**TASK PROMPT:** Once you have read the records, output them exactly.

Page and application data records:
====
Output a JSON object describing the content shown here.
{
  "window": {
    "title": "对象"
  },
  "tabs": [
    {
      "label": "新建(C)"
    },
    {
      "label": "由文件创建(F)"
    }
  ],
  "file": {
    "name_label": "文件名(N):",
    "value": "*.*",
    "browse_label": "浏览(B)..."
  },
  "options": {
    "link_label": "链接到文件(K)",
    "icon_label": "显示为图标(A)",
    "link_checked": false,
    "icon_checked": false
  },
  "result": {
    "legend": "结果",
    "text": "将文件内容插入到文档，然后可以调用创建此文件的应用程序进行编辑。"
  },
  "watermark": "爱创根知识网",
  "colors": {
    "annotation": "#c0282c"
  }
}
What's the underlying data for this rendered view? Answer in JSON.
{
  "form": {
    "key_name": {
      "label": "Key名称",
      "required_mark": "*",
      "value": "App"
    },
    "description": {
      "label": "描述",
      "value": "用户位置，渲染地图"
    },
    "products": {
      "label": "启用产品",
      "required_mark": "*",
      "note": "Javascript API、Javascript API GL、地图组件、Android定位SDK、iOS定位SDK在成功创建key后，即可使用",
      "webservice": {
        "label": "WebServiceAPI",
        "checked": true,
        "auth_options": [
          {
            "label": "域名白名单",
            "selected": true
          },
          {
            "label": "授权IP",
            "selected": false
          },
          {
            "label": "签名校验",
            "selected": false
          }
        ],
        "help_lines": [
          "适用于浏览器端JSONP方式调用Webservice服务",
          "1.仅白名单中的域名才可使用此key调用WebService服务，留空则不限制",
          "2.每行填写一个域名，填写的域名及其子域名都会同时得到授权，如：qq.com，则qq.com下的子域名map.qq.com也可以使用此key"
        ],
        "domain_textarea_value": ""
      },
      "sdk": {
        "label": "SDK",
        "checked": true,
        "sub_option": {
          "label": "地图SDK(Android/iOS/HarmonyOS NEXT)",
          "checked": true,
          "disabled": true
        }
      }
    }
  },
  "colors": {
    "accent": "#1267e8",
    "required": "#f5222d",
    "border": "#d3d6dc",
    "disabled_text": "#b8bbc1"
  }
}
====
**EXERCISE ANSWER:**
Output a JSON object describing the content shown here.
{
  "window": {
    "title": "对象"
  },
  "tabs": [
    {
      "label": "新建(C)"
    },
    {
      "label": "由文件创建(F)"
    }
  ],
  "file": {
    "name_label": "文件名(N):",
    "value": "*.*",
    "browse_label": "浏览(B)..."
  },
  "options": {
    "link_label": "链接到文件(K)",
    "icon_label": "显示为图标(A)",
    "link_checked": false,
    "icon_checked": false
  },
  "result": {
    "legend": "结果",
    "text": "将文件内容插入到文档，然后可以调用创建此文件的应用程序进行编辑。"
  },
  "watermark": "爱创根知识网",
  "colors": {
    "annotation": "#c0282c"
  }
}
What's the underlying data for this rendered view? Answer in JSON.
{
  "form": {
    "key_name": {
      "label": "Key名称",
      "required_mark": "*",
      "value": "App"
    },
    "description": {
      "label": "描述",
      "value": "用户位置，渲染地图"
    },
    "products": {
      "label": "启用产品",
      "required_mark": "*",
      "note": "Javascript API、Javascript API GL、地图组件、Android定位SDK、iOS定位SDK在成功创建key后，即可使用",
      "webservice": {
        "label": "WebServiceAPI",
        "checked": true,
        "auth_options": [
          {
            "label": "域名白名单",
            "selected": true
          },
          {
            "label": "授权IP",
            "selected": false
          },
          {
            "label": "签名校验",
            "selected": false
          }
        ],
        "help_lines": [
          "适用于浏览器端JSONP方式调用Webservice服务",
          "1.仅白名单中的域名才可使用此key调用WebService服务，留空则不限制",
          "2.每行填写一个域名，填写的域名及其子域名都会同时得到授权，如：qq.com，则qq.com下的子域名map.qq.com也可以使用此key"
        ],
        "domain_textarea_value": ""
      },
      "sdk": {
        "label": "SDK",
        "checked": true,
        "sub_option": {
          "label": "地图SDK(Android/iOS/HarmonyOS NEXT)",
          "checked": true,
          "disabled": true
        }
      }
    }
  },
  "colors": {
    "accent": "#1267e8",
    "required": "#f5222d",
    "border": "#d3d6dc",
    "disabled_text": "#b8bbc1"
  }
}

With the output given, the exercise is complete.